Thus, the useful range of the OC I use is from 2000 to approximately 58000, with some left over to avoid any AC error. These values also are the limits of the output of PID calculations and represent something around 3% to 97%
of the period of the sinusoid. To change the value to the timer I use the HAL calls:
__HAL_TIM_SET_COMPARE(&htim1, TIM_CHANNEL_1, (TIM1->CNT + new_value)); // 2000 - 58000
if (HAL_TIM_OC_Start_IT(&htim1, TIM_CHANNEL_1) != HAL_OK) Error_Handler();
where "new_value" is the time to fire the thyristors - the sample above is the T1 channel 1 and the entire zero crossing routine for one phase is:

if (GPIO_Pin == ZC_R_Pin) // this is EXTI for the R phase
GATE_R_OFF; // turn off the R gate
__HAL_TIM_SET_COMPARE(&htim1, TIM_CHANNEL_1, (TIM1->CNT + new_value)); // 2000 - 58000
if (HAL_TIM_OC_Start_IT(&htim1, TIM_CHANNEL_1) != HAL_OK) Error_Handler();
// start T6 for 30 degrees phase related to the R phase
if (HAL_TIM_Base_Start_IT(&htim6) != HAL_OK) __Error_Handler(__FILE__, __LINE__);
where "defas_val" is the time for 30 degrees, aproximately 1.39ms
As you can see, each zero crossing the gate is reset and there is the start of the OC interrupt and the timer that will make the lag of 30 degrees.

How should the configuration be to employ PWM? in what sense would it be better to use PWM, also interrupt?
Apparently, the code above is working ok, except when there is some switching on the AC input, from which the zero crossing derives, when then there seems to be failures in the sequence of phases, which leads to problems and misbehavior. So, the next item, synchronism. This is your second suggestion.
Could you please indicate the procedure to obtain a safer and more effective synchronization? I am currently using 3 pins as EXTI, one per phase. Is there any better alternative to get the signal from zero crossing for firmware?

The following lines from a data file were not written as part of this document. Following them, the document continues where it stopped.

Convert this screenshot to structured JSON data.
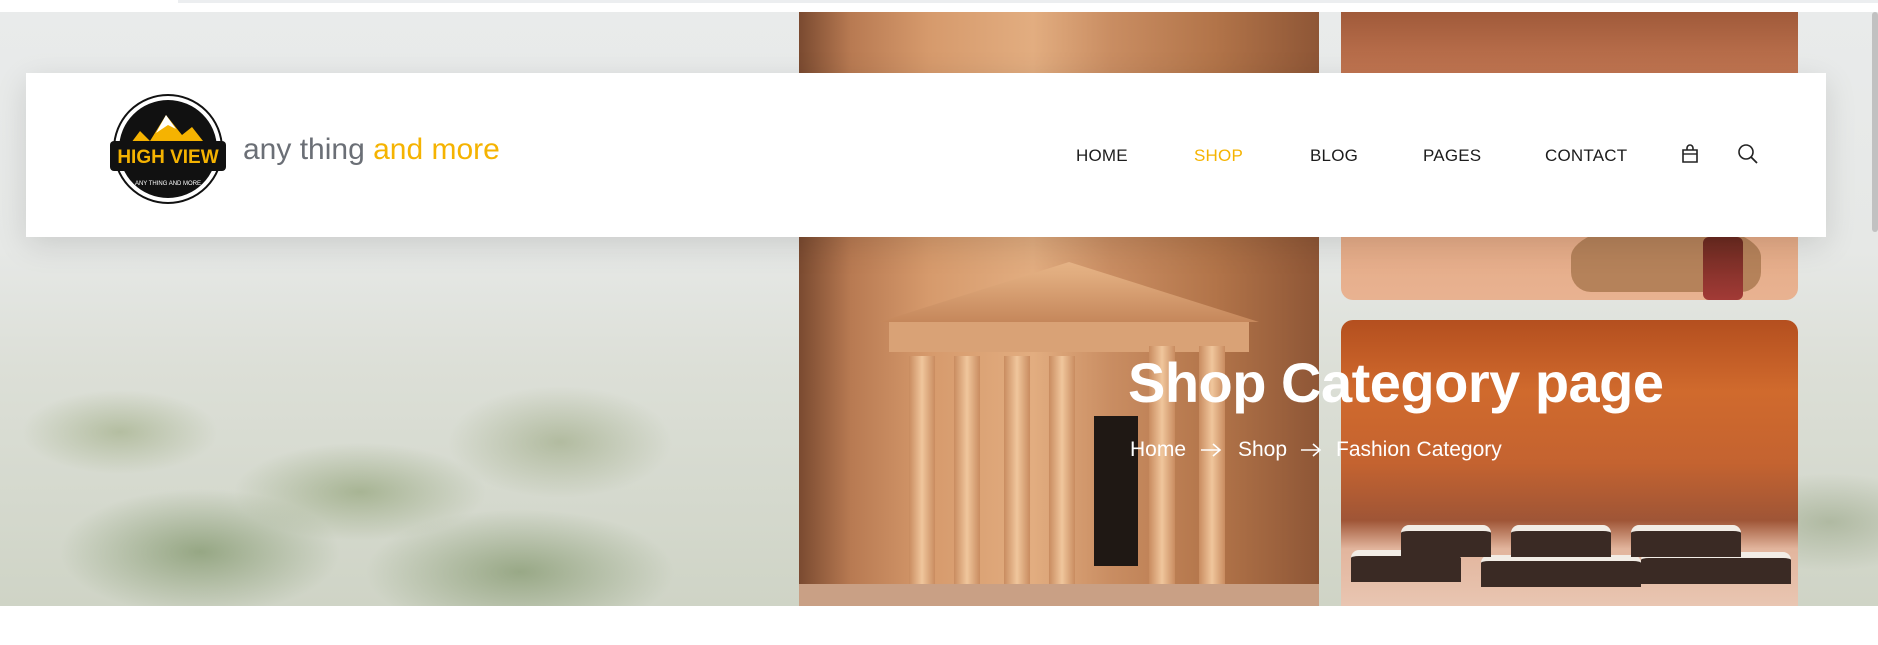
{
  "header": {
    "logo_text": "HIGH VIEW",
    "logo_subtext": "ANY THING AND MORE",
    "tagline_start": "any thing ",
    "tagline_accent": "and more"
  },
  "nav": {
    "items": [
      {
        "label": "HOME"
      },
      {
        "label": "SHOP",
        "active": true
      },
      {
        "label": "BLOG"
      },
      {
        "label": "PAGES"
      },
      {
        "label": "CONTACT"
      }
    ],
    "icons": [
      "cart-bag-icon",
      "search-icon"
    ]
  },
  "hero": {
    "title": "Shop Category page",
    "breadcrumb": [
      "Home",
      "Shop",
      "Fashion Category"
    ]
  },
  "colors": {
    "accent": "#f5b301",
    "nav_text": "#1c1c1c",
    "tagline_gray": "#6b6f76"
  }
}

I have an additional question, not described in the first post: the quick response of the mpu makes it possible for some noise to be "seen" how to zero crossing and thus cause synchronism failure with the AC?
What is the best way to reduce this risk? in the execution of the EXTI interrupt it is possible to generate a delay (something between 100 and 200us) and check the state of the pin to confirm that a zero crossing actually occurred? What's the best way to do this? through interrupt? Can I service one interrupt within another?
Is there any additional way to get the firmware-filtered zero crossing signal that I'm not considering? if yes, what would it be?

Again sorry for so many questions, especially if they seem stupid.

Thanks a lot for your help!!!

Yours sincerely,